Your assignment: Repeat the records exactly. Every line must match.

(Data extract)

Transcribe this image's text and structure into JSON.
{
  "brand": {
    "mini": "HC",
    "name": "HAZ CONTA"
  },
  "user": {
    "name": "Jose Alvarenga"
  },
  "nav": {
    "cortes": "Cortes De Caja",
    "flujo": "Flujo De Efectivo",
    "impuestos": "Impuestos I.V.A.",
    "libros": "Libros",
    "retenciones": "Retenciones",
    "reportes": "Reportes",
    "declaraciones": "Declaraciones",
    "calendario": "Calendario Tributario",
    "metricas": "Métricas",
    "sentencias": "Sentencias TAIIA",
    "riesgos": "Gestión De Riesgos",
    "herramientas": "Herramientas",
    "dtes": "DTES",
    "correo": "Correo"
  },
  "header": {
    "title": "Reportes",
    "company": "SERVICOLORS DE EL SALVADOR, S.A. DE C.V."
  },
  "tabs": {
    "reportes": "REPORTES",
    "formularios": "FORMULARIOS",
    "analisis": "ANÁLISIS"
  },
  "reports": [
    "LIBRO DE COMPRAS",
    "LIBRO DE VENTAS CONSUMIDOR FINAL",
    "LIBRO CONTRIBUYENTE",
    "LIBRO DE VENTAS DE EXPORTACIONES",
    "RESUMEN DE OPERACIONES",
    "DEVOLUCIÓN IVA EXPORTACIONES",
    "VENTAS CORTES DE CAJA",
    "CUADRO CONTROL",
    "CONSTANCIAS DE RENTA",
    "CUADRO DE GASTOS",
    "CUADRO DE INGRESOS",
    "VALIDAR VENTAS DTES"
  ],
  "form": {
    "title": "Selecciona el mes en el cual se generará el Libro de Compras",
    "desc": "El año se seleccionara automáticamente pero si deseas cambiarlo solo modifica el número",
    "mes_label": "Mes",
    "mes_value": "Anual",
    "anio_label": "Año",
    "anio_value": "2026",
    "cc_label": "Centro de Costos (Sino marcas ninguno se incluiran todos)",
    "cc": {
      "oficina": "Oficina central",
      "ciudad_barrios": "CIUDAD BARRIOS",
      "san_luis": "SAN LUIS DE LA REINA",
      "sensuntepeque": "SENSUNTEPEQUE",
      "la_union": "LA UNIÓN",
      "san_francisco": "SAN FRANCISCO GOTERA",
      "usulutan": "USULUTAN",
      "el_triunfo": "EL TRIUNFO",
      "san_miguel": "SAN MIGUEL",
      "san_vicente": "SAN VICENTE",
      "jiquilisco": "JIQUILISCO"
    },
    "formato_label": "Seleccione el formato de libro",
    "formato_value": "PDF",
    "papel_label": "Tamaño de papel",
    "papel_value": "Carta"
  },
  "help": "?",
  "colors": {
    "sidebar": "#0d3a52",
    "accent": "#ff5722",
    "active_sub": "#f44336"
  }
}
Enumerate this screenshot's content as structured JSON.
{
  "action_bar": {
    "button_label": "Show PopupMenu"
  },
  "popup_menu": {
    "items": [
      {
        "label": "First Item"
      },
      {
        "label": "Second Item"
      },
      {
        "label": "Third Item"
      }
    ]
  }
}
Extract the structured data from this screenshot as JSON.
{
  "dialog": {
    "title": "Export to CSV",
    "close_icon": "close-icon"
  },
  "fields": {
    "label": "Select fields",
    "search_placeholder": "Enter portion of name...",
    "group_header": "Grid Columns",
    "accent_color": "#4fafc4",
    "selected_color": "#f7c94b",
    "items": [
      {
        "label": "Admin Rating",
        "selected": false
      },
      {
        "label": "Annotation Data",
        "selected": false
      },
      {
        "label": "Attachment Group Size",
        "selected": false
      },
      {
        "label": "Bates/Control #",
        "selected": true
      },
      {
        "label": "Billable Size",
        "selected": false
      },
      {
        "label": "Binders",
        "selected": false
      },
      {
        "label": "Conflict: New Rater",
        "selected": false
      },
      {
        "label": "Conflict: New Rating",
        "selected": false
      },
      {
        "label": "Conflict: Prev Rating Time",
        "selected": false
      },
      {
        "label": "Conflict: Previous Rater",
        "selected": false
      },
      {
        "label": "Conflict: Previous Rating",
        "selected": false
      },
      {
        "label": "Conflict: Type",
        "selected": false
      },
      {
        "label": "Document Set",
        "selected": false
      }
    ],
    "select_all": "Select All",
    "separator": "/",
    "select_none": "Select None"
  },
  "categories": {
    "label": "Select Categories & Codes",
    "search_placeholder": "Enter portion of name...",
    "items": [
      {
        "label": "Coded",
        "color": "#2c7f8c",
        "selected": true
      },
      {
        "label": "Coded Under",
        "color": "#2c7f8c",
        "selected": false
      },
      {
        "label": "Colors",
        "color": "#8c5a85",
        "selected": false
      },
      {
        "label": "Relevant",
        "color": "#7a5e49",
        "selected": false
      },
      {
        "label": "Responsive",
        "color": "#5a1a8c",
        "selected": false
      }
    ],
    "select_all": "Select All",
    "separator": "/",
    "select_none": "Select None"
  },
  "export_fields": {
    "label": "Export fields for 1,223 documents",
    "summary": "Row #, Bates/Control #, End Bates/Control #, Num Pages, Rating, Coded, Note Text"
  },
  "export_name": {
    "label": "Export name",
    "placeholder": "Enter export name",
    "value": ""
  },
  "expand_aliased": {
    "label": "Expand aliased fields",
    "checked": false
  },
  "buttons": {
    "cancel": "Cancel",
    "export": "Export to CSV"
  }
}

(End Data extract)

Problem solution:
Transcribe this image's text and structure into JSON.
{
  "brand": {
    "mini": "HC",
    "name": "HAZ CONTA"
  },
  "user": {
    "name": "Jose Alvarenga"
  },
  "nav": {
    "cortes": "Cortes De Caja",
    "flujo": "Flujo De Efectivo",
    "impuestos": "Impuestos I.V.A.",
    "libros": "Libros",
    "retenciones": "Retenciones",
    "reportes": "Reportes",
    "declaraciones": "Declaraciones",
    "calendario": "Calendario Tributario",
    "metricas": "Métricas",
    "sentencias": "Sentencias TAIIA",
    "riesgos": "Gestión De Riesgos",
    "herramientas": "Herramientas",
    "dtes": "DTES",
    "correo": "Correo"
  },
  "header": {
    "title": "Reportes",
    "company": "SERVICOLORS DE EL SALVADOR, S.A. DE C.V."
  },
  "tabs": {
    "reportes": "REPORTES",
    "formularios": "FORMULARIOS",
    "analisis": "ANÁLISIS"
  },
  "reports": [
    "LIBRO DE COMPRAS",
    "LIBRO DE VENTAS CONSUMIDOR FINAL",
    "LIBRO CONTRIBUYENTE",
    "LIBRO DE VENTAS DE EXPORTACIONES",
    "RESUMEN DE OPERACIONES",
    "DEVOLUCIÓN IVA EXPORTACIONES",
    "VENTAS CORTES DE CAJA",
    "CUADRO CONTROL",
    "CONSTANCIAS DE RENTA",
    "CUADRO DE GASTOS",
    "CUADRO DE INGRESOS",
    "VALIDAR VENTAS DTES"
  ],
  "form": {
    "title": "Selecciona el mes en el cual se generará el Libro de Compras",
    "desc": "El año se seleccionara automáticamente pero si deseas cambiarlo solo modifica el número",
    "mes_label": "Mes",
    "mes_value": "Anual",
    "anio_label": "Año",
    "anio_value": "2026",
    "cc_label": "Centro de Costos (Sino marcas ninguno se incluiran todos)",
    "cc": {
      "oficina": "Oficina central",
      "ciudad_barrios": "CIUDAD BARRIOS",
      "san_luis": "SAN LUIS DE LA REINA",
      "sensuntepeque": "SENSUNTEPEQUE",
      "la_union": "LA UNIÓN",
      "san_francisco": "SAN FRANCISCO GOTERA",
      "usulutan": "USULUTAN",
      "el_triunfo": "EL TRIUNFO",
      "san_miguel": "SAN MIGUEL",
      "san_vicente": "SAN VICENTE",
      "jiquilisco": "JIQUILISCO"
    },
    "formato_label": "Seleccione el formato de libro",
    "formato_value": "PDF",
    "papel_label": "Tamaño de papel",
    "papel_value": "Carta"
  },
  "help": "?",
  "colors": {
    "sidebar": "#0d3a52",
    "accent": "#ff5722",
    "active_sub": "#f44336"
  }
}
Enumerate this screenshot's content as structured JSON.
{
  "action_bar": {
    "button_label": "Show PopupMenu"
  },
  "popup_menu": {
    "items": [
      {
        "label": "First Item"
      },
      {
        "label": "Second Item"
      },
      {
        "label": "Third Item"
      }
    ]
  }
}
Extract the structured data from this screenshot as JSON.
{
  "dialog": {
    "title": "Export to CSV",
    "close_icon": "close-icon"
  },
  "fields": {
    "label": "Select fields",
    "search_placeholder": "Enter portion of name...",
    "group_header": "Grid Columns",
    "accent_color": "#4fafc4",
    "selected_color": "#f7c94b",
    "items": [
      {
        "label": "Admin Rating",
        "selected": false
      },
      {
        "label": "Annotation Data",
        "selected": false
      },
      {
        "label": "Attachment Group Size",
        "selected": false
      },
      {
        "label": "Bates/Control #",
        "selected": true
      },
      {
        "label": "Billable Size",
        "selected": false
      },
      {
        "label": "Binders",
        "selected": false
      },
      {
        "label": "Conflict: New Rater",
        "selected": false
      },
      {
        "label": "Conflict: New Rating",
        "selected": false
      },
      {
        "label": "Conflict: Prev Rating Time",
        "selected": false
      },
      {
        "label": "Conflict: Previous Rater",
        "selected": false
      },
      {
        "label": "Conflict: Previous Rating",
        "selected": false
      },
      {
        "label": "Conflict: Type",
        "selected": false
      },
      {
        "label": "Document Set",
        "selected": false
      }
    ],
    "select_all": "Select All",
    "separator": "/",
    "select_none": "Select None"
  },
  "categories": {
    "label": "Select Categories & Codes",
    "search_placeholder": "Enter portion of name...",
    "items": [
      {
        "label": "Coded",
        "color": "#2c7f8c",
        "selected": true
      },
      {
        "label": "Coded Under",
        "color": "#2c7f8c",
        "selected": false
      },
      {
        "label": "Colors",
        "color": "#8c5a85",
        "selected": false
      },
      {
        "label": "Relevant",
        "color": "#7a5e49",
        "selected": false
      },
      {
        "label": "Responsive",
        "color": "#5a1a8c",
        "selected": false
      }
    ],
    "select_all": "Select All",
    "separator": "/",
    "select_none": "Select None"
  },
  "export_fields": {
    "label": "Export fields for 1,223 documents",
    "summary": "Row #, Bates/Control #, End Bates/Control #, Num Pages, Rating, Coded, Note Text"
  },
  "export_name": {
    "label": "Export name",
    "placeholder": "Enter export name",
    "value": ""
  },
  "expand_aliased": {
    "label": "Expand aliased fields",
    "checked": false
  },
  "buttons": {
    "cancel": "Cancel",
    "export": "Export to CSV"
  }
}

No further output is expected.